Handicrafts & Trade:
People here also did handicrafting using the semi-precious gemstone stone “Carnelian”. These were utilized for trading purposes only. There was evidence that Harappan Civilization participated in the Maritime-Sea-Trade network which was extended from Central Asia to the Middle East.
It was noticed that the complete economy was dependent on Trade business only, which was supported with advanced technology and methods. It was also noticed that IVC was the only civilization to use wheeled transport for trading purposes. They built Oxcarts to carry their trades between other regional communities.
Other Things Which Was Noticed For Trading:
- Boats and Watercraft
- Massive & Dredged Canal
- Docking Facilities at the coastal areas of Lothal City.
- Shellworking was also seen.
- Shells were utilized their craft works
Harappan Civilization’s Region, Language & Culture:
There was not that much evidence of religion, caste, creed and language.

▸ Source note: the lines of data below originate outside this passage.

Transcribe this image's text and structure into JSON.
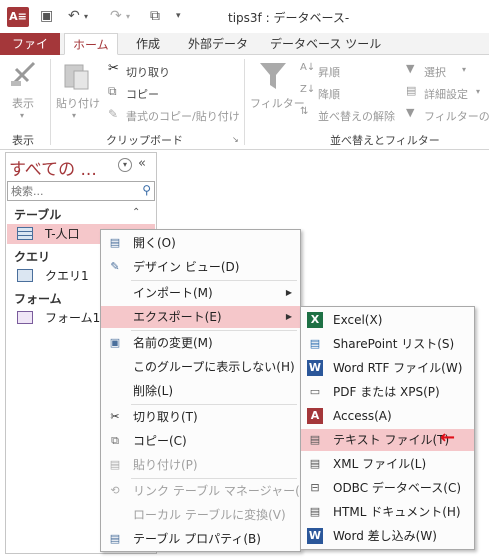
{
  "window": {
    "title": "tips3f : データベース-",
    "logo": "A≡"
  },
  "ribbon": {
    "tabs": [
      "ファイル",
      "ホーム",
      "作成",
      "外部データ",
      "データベース ツール"
    ],
    "view": {
      "label": "表示",
      "group": "表示"
    },
    "clipboard": {
      "paste": "貼り付け",
      "cut": "切り取り",
      "copy": "コピー",
      "format_painter": "書式のコピー/貼り付け",
      "group": "クリップボード"
    },
    "filter": {
      "label": "フィルター",
      "asc": "昇順",
      "desc": "降順",
      "clear_sort": "並べ替えの解除",
      "select": "選択",
      "advanced": "詳細設定",
      "toggle": "フィルターの実",
      "group": "並べ替えとフィルター"
    }
  },
  "nav": {
    "header": "すべての ...",
    "search_placeholder": "検索...",
    "groups": [
      "テーブル",
      "クエリ",
      "フォーム"
    ],
    "items": {
      "table": "T-人口",
      "query": "クエリ1",
      "form": "フォーム1"
    }
  },
  "context_menu": [
    "開く(O)",
    "デザイン ビュー(D)",
    "インポート(M)",
    "エクスポート(E)",
    "名前の変更(M)",
    "このグループに表示しない(H)",
    "削除(L)",
    "切り取り(T)",
    "コピー(C)",
    "貼り付け(P)",
    "リンク テーブル マネージャー(K)",
    "ローカル テーブルに変換(V)",
    "テーブル プロパティ(B)"
  ],
  "export_menu": [
    "Excel(X)",
    "SharePoint リスト(S)",
    "Word RTF ファイル(W)",
    "PDF または XPS(P)",
    "Access(A)",
    "テキスト ファイル(T)",
    "XML ファイル(L)",
    "ODBC データベース(C)",
    "HTML ドキュメント(H)",
    "Word 差し込み(W)"
  ],
  "annotation": {
    "arrow": "←",
    "color": "#e0101a"
  },
  "colors": {
    "accent": "#a4373a",
    "highlight": "#f5c7ca"
  }
}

A few books or notes, or evidence were found explaining a little about the Harappan Culture. According to the excavation done at Harappa, a text was found over clay and stone tablets which were carbon dated between 3300-3200 BCE.
This was trident shaped, plant-like markings that appeared to be written from right to left. There was a debate to it also that it could be an encoded language and could be related to Indo-European and South Indian families.

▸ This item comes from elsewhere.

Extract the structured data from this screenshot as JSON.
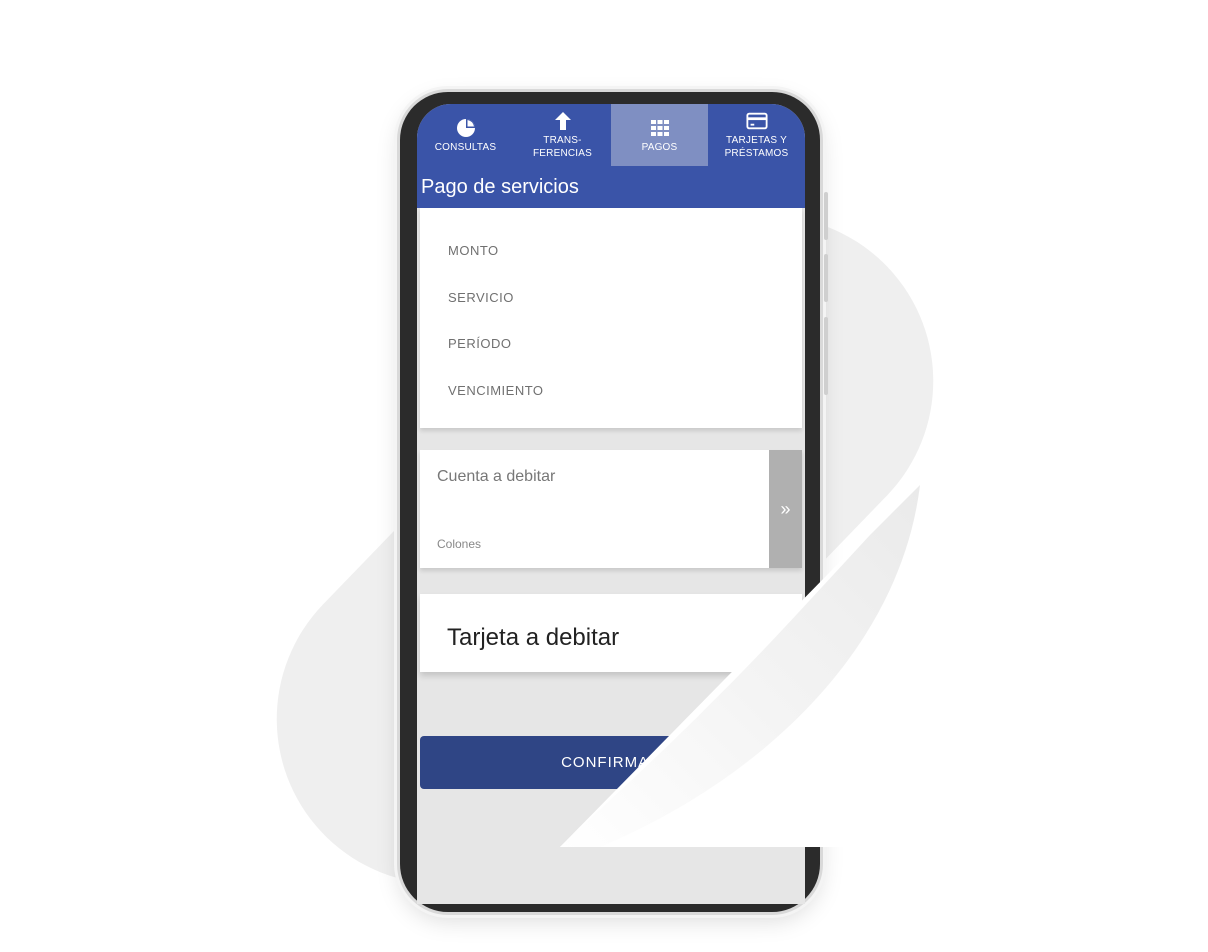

There was much speculation about ancient time, especially for Indus Valley Civilization (IVC). It was assumed that they worshiped Goddesses that symbolize Fertility. But there was no such evidence i.e. Temple or Palaces of worship, etc. There were no clear clues of religious rites or specific deities.

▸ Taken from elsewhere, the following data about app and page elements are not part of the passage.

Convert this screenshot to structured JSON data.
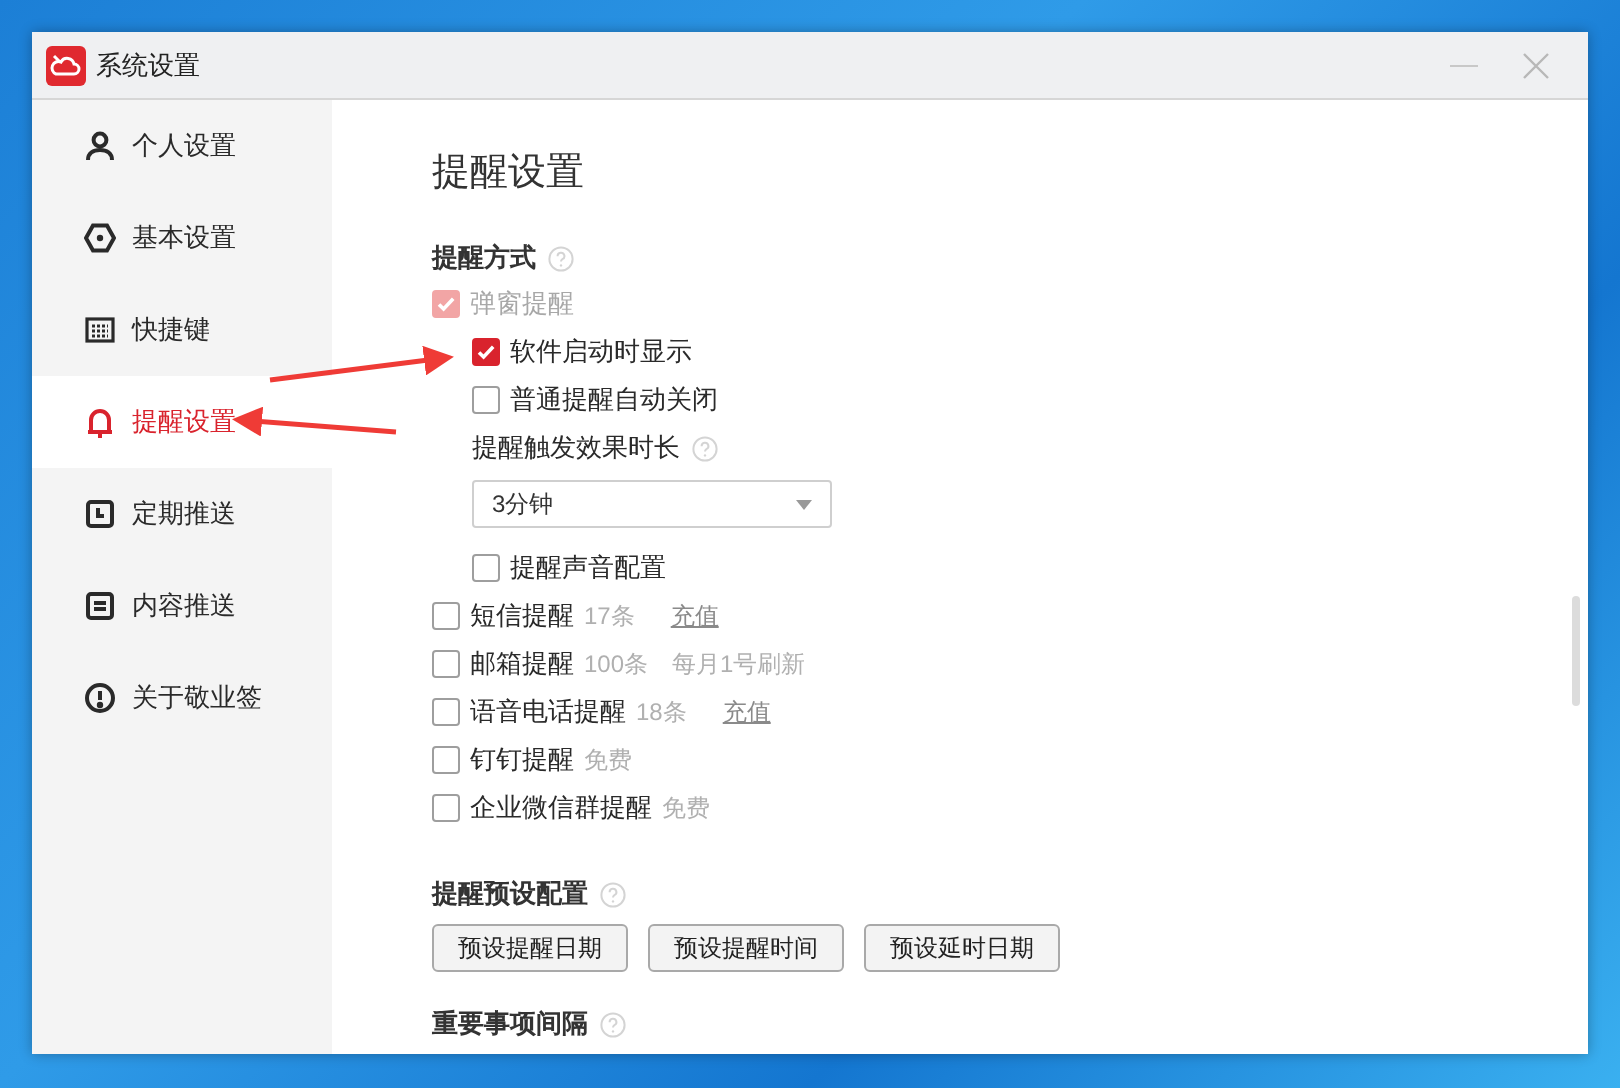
{
  "window": {
    "title": "系统设置"
  },
  "sidebar": {
    "items": [
      {
        "label": "个人设置",
        "selected": false
      },
      {
        "label": "基本设置",
        "selected": false
      },
      {
        "label": "快捷键",
        "selected": false
      },
      {
        "label": "提醒设置",
        "selected": true
      },
      {
        "label": "定期推送",
        "selected": false
      },
      {
        "label": "内容推送",
        "selected": false
      },
      {
        "label": "关于敬业签",
        "selected": false
      }
    ]
  },
  "page_title": "提醒设置",
  "sections": [
    {
      "title": "提醒方式",
      "items": [
        {
          "kind": "checkbox",
          "label": "弹窗提醒",
          "checked": true,
          "disabled": true,
          "children": [
            {
              "kind": "checkbox",
              "label": "软件启动时显示",
              "checked": true,
              "disabled": false
            },
            {
              "kind": "checkbox",
              "label": "普通提醒自动关闭",
              "checked": false,
              "disabled": false
            },
            {
              "kind": "label",
              "label": "提醒触发效果时长"
            },
            {
              "kind": "select",
              "value": "3分钟"
            },
            {
              "kind": "checkbox",
              "label": "提醒声音配置",
              "checked": false,
              "disabled": false
            }
          ]
        },
        {
          "kind": "checkbox",
          "label": "短信提醒",
          "checked": false,
          "disabled": false,
          "note": "17条",
          "link": "充值"
        },
        {
          "kind": "checkbox",
          "label": "邮箱提醒",
          "checked": false,
          "disabled": false,
          "note": "100条",
          "note_2": "每月1号刷新"
        },
        {
          "kind": "checkbox",
          "label": "语音电话提醒",
          "checked": false,
          "disabled": false,
          "note": "18条",
          "link": "充值"
        },
        {
          "kind": "checkbox",
          "label": "钉钉提醒",
          "checked": false,
          "disabled": false,
          "note": "免费"
        },
        {
          "kind": "checkbox",
          "label": "企业微信群提醒",
          "checked": false,
          "disabled": false,
          "note": "免费"
        }
      ]
    },
    {
      "title": "提醒预设配置",
      "buttons": [
        "预设提醒日期",
        "预设提醒时间",
        "预设延时日期"
      ]
    },
    {
      "title": "重要事项间隔"
    }
  ]
}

Indus Valley Civilization Culture:
The Harappan (Sindhu) Civilization had shown various examples of Art & Culture work there. In the excavation process, Sculpture, Seals, Pottery, Gold Jewellery & Terracotta, bronze, steatite figures had been found.
The terracotta and gold figures were of King-Priest which had a beard and patterned robe. Another figure was found of a Dancing Girl made up in Bronze. It is only 11 cm high and was in a post of some sort of dancing.This proves that there were sources of entertainment and they followed a very good & systematic culture.
Now, the terracotta work includes utilization of animal images like Cows, Bears, Monkeys and Dogs. Meanwhile in the process, ornaments like Necklaces, Bangles and other jewellery were also found.
How Indus Valley Civilization (IVC) Declined?
The termination or decline of Harappa Civilization was noticed around 1800 BCE. According to some theories, A nomadic, Indo-European civilization “Aryan” invaded the Indus Valley Civilization and conquered all the areas. Similarly, many archaeologists believed that the decline was faced because of bad climatic conditions.
Some of the scholars believed that drying of the Saraswati River led to the decline of Harappa Civilization. It was noticed around 1900 BCE. There were many theories propounded on the decline of the Indus Valley Civilization, among which this was also believed that changes in the river pattern segregated the large civilization into smaller one which was termed as Late Harappa Culture.
Some of the scholars also suggested that IVC climate developed cooler, drier and a tectonic event which had led to the diversion of the river, which was the source of living of IVC people. By around 1700 BCE, most of the Indus Valley (Harappa) Civilization had been abandoned and now the excavation is still on the banks of the Indus River to find more about this largest civilization.